    The new scheme shifts the cost of emissions from the polluters to taxpayers. It shelters big business from the realities of our climate change obligations at the expense of households. And the costs are likely to be in the billions. Which is ironic given National’s reluctance to increase payments to beneficiaries, since that would be sending the wrong signals.

    According to a group of Victoria University academics in the Dominion Post last week, the National Maori Party deal raises serious concerns “about the capacity of our democratic institutions to serve the common good of New Zealand and avoid capture by vested interests”.

    They argue that sheltering business from the inevitable is poor economics. Businesses need a chance to apply their skills within the changing world order.

  2. Maori Party ETS ‘wins’ as clear as mud
    Thursday, 17 September 2009, 3:54 pm
    Press Release: New Zealand Labour Party

    17 September 2009
    Media Statement

    Maori Party ETS ‘wins’ as clear as mud

    The so-called wins made by the Maori Party over the ETS deal appear to be disintegrating by the day and highlight how shambolic the negotiations must have been, Labour’s Associate Energy spokesperson Chris Hipkins says.

    “Worse still it appears the Government may have deliberately set out to hoodwink the Maori Party, which is finding itself in the embarrassing position of having to change its story on these so-called gains on a daily basis.
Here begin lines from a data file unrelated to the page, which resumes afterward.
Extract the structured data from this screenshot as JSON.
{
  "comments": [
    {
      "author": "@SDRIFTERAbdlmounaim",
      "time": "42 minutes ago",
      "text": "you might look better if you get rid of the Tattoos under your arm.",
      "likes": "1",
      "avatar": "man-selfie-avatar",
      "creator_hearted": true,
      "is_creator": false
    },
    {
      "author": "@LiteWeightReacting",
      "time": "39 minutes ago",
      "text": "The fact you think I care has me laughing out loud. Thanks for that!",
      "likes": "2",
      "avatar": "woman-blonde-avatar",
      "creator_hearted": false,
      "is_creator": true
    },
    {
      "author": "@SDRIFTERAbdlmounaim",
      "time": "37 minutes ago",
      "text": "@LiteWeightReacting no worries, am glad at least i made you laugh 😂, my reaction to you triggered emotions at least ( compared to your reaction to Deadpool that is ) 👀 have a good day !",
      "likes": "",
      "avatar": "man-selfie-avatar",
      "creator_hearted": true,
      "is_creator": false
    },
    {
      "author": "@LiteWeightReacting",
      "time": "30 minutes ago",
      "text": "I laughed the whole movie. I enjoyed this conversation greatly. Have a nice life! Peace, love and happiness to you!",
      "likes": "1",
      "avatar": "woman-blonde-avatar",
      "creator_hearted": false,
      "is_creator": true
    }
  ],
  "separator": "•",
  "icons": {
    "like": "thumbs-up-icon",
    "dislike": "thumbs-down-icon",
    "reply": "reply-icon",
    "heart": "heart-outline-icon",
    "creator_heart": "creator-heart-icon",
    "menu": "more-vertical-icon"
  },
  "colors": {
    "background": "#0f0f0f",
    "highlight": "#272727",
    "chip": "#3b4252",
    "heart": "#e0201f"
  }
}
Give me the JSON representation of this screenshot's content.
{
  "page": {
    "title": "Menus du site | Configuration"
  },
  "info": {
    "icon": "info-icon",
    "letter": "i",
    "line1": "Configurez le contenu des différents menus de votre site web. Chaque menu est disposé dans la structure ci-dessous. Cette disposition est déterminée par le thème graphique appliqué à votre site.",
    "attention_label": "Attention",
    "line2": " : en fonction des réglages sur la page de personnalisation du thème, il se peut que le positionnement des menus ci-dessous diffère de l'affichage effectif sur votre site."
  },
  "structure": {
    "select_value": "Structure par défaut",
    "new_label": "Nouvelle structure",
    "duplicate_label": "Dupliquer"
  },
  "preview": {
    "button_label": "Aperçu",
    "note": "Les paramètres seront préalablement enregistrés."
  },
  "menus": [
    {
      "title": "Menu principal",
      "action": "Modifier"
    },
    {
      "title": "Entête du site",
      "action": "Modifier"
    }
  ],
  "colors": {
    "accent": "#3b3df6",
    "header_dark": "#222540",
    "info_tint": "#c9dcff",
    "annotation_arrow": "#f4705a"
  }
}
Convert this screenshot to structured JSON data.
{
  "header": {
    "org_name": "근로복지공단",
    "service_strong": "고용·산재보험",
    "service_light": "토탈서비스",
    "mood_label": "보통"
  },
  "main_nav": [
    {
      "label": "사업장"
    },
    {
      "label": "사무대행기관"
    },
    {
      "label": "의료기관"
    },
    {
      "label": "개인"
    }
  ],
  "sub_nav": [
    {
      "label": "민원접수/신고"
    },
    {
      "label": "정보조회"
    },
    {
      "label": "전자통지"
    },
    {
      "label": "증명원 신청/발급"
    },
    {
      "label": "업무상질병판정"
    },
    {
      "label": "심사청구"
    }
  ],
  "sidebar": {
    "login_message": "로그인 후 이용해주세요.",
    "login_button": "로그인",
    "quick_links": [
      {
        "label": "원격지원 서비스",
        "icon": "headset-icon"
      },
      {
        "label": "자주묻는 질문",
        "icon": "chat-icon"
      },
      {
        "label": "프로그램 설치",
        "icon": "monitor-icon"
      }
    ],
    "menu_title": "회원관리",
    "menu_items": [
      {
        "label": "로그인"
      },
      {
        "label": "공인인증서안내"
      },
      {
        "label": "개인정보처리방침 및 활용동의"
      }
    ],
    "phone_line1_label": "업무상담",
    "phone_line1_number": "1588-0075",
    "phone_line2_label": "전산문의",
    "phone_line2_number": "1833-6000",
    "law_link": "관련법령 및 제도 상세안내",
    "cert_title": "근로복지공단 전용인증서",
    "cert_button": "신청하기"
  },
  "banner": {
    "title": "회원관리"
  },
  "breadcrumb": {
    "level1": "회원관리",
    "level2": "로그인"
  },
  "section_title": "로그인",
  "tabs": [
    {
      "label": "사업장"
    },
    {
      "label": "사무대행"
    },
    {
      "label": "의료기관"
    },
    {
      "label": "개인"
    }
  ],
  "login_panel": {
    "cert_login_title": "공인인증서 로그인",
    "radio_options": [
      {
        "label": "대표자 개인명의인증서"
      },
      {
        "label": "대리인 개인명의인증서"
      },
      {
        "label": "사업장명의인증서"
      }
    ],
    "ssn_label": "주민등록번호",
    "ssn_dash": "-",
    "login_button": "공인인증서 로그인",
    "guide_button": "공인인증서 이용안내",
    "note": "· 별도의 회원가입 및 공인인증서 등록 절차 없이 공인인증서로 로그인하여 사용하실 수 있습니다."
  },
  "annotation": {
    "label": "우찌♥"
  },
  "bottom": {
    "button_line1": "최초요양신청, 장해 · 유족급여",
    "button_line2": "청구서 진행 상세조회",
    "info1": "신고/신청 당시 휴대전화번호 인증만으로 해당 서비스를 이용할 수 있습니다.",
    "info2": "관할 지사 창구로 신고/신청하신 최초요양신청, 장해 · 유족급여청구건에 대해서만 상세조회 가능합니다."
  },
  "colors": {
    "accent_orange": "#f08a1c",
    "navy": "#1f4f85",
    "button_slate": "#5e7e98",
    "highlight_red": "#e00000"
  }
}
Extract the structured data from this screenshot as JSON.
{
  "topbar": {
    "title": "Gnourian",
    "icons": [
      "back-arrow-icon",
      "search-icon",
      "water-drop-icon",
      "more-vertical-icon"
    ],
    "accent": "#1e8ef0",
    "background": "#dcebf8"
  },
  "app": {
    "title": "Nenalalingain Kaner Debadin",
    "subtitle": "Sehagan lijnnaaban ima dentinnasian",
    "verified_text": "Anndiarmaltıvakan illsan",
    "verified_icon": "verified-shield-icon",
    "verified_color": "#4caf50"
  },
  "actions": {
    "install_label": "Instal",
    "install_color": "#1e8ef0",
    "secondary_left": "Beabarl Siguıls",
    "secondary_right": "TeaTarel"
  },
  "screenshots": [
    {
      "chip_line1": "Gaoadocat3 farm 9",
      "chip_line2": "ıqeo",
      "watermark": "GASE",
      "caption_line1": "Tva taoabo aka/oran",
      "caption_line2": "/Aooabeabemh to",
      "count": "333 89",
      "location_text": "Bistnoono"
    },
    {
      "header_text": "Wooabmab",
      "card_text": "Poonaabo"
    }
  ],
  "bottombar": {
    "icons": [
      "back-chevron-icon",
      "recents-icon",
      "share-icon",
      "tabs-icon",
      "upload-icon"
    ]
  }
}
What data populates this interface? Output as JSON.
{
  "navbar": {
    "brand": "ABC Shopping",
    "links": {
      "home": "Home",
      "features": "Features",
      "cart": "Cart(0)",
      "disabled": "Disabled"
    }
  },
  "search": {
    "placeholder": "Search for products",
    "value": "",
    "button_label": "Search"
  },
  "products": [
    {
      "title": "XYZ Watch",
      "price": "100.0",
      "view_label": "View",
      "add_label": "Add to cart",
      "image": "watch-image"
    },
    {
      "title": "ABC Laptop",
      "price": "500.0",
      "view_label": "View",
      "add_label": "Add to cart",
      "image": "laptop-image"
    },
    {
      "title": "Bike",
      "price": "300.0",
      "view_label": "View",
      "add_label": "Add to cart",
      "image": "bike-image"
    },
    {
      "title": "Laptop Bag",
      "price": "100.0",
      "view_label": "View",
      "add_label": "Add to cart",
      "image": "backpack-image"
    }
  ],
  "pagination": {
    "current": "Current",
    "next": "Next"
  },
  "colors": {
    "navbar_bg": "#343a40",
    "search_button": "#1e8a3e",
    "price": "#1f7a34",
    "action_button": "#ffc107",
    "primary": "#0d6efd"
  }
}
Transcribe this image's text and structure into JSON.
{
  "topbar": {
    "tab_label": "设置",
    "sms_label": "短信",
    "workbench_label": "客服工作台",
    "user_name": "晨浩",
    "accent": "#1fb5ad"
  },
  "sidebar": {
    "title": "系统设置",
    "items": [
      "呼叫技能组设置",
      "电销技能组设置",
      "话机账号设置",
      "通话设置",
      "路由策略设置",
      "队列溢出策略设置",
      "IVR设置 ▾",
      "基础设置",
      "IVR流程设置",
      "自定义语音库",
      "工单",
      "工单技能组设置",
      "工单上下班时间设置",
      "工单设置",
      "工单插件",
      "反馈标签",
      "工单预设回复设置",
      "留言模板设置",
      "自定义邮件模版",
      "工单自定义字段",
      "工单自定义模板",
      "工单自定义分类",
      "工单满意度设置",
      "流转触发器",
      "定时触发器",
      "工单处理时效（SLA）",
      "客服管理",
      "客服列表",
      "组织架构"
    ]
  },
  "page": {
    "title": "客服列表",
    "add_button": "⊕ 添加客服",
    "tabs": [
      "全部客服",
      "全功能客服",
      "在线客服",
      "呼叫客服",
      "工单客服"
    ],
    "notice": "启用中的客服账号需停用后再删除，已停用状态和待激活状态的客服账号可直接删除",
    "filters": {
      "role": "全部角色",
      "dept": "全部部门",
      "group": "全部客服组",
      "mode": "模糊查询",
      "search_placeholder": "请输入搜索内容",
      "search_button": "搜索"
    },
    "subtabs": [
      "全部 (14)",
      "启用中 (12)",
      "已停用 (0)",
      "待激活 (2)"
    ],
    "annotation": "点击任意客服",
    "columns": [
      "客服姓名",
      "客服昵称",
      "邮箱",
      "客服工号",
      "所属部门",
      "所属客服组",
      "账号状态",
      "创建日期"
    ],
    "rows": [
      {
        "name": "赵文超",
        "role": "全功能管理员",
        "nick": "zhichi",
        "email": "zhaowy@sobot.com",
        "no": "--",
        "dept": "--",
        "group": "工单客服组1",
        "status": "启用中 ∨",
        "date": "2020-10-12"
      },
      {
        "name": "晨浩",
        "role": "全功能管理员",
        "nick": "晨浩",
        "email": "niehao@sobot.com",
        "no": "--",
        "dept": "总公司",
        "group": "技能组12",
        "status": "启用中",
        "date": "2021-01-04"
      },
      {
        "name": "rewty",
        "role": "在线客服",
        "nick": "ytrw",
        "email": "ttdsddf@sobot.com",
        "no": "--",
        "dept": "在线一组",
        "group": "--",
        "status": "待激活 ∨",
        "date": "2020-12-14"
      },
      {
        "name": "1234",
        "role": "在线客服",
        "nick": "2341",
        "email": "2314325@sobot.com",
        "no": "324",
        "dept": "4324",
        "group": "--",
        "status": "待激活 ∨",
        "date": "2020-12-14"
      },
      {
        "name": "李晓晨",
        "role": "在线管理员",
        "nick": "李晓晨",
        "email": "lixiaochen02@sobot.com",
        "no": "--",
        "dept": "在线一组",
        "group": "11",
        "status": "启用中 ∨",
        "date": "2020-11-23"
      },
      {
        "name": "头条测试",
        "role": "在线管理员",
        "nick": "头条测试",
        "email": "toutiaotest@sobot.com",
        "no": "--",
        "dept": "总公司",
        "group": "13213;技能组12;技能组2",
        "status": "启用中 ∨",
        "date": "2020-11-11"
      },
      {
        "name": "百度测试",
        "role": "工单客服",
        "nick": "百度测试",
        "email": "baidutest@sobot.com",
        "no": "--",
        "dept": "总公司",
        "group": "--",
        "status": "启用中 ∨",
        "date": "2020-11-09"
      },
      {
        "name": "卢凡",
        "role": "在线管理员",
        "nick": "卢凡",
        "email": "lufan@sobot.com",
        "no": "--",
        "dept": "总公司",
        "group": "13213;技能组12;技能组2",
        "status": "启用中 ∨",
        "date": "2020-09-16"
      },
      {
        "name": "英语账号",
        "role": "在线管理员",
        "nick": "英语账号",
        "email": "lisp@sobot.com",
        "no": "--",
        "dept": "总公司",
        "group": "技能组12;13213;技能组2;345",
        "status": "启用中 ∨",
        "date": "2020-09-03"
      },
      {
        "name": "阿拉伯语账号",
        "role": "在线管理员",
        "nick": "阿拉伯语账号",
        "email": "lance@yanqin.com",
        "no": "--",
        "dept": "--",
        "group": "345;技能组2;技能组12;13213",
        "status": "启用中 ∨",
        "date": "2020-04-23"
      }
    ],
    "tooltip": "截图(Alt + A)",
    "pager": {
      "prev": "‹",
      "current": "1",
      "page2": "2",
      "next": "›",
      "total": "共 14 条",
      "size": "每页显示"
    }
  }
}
    “First we had the Maori Party claiming it had successfully negotiated some kind of benefit increase with Nick Smith, only for it to be revealed that Minister had only assured them the annual CPI increase to benefits would proceed as usual.

    “Then we had the Prime Minister admitting yesterday that the Treaty clause promised to the Maori Party is still being drafted,” Chris Hipkins said.

    “Then we heard one Maori Party co-leader claiming 2000 Maori households would get free insulation as a result of the deal, then his spokesperson saying the matter was still being negotiated and the other co-leader saying something quite different again.

    “In Parliament today it became clear that the Maori Party appears to have secured no extra funding to insulate households – rather that the ‘negotiations’ are over insulation funding already announced in the Budget,” Chris Hipkins said.

    “Gerry Brownlee ducked and dived before effectively confirming this. His refusal to confirm those negotiations would result in any new funding said it all.

    “His colleague Nick Smith refused to release any details of the agreement with the exception of ‘bullet points’ – an insult to the public and another example of the spin over substance agenda he’s running to try to ram through poor legislation.

    “Of course another key ‘win’ trumpeted by the Maori Party was a commitment by National to consult with the Maori Party over various aspects of the ETS.

    “If this involves the type of consultation we’ve seen this week where Ministers has pulled the wool over the Maori Party’s eyes on several fronts, the so-called consultation won’t be a win at all. It appears the Government’s bad faith negotiations have not been limited to Labour, but have in fact extended to the Maori Party as well,” Chris Hipkins says.

  3. Supporting this pollution market is backward step by the Maori Party.

    Emissions trading is no solution to climate change. This National-Maori Party deal is particularly bad, but Labour and the Greens are in no position to criticise, as they both support the basic principle of creating a pollution market.

    All pollution markets are based around giving corporate polluters the right to pollute, the right to profit from buying and selling pollution credits and the right to pass any costs they do incur on to their customers.

    All these schemes ignore the fact that to transition to a low carbon economy will require a massive transformation of how we do just about everything. And this will require planning and co-ordination and should require democratic participation, not rising prices and blind faith in the market.

    Insulating a mere 2000 homes is a poor price for supporting a scheme that will cost the earth.

Leave a Reply

Your email address will not be published. Required fields are marked *

This site uses Akismet to reduce spam. Learn how your comment data is processed.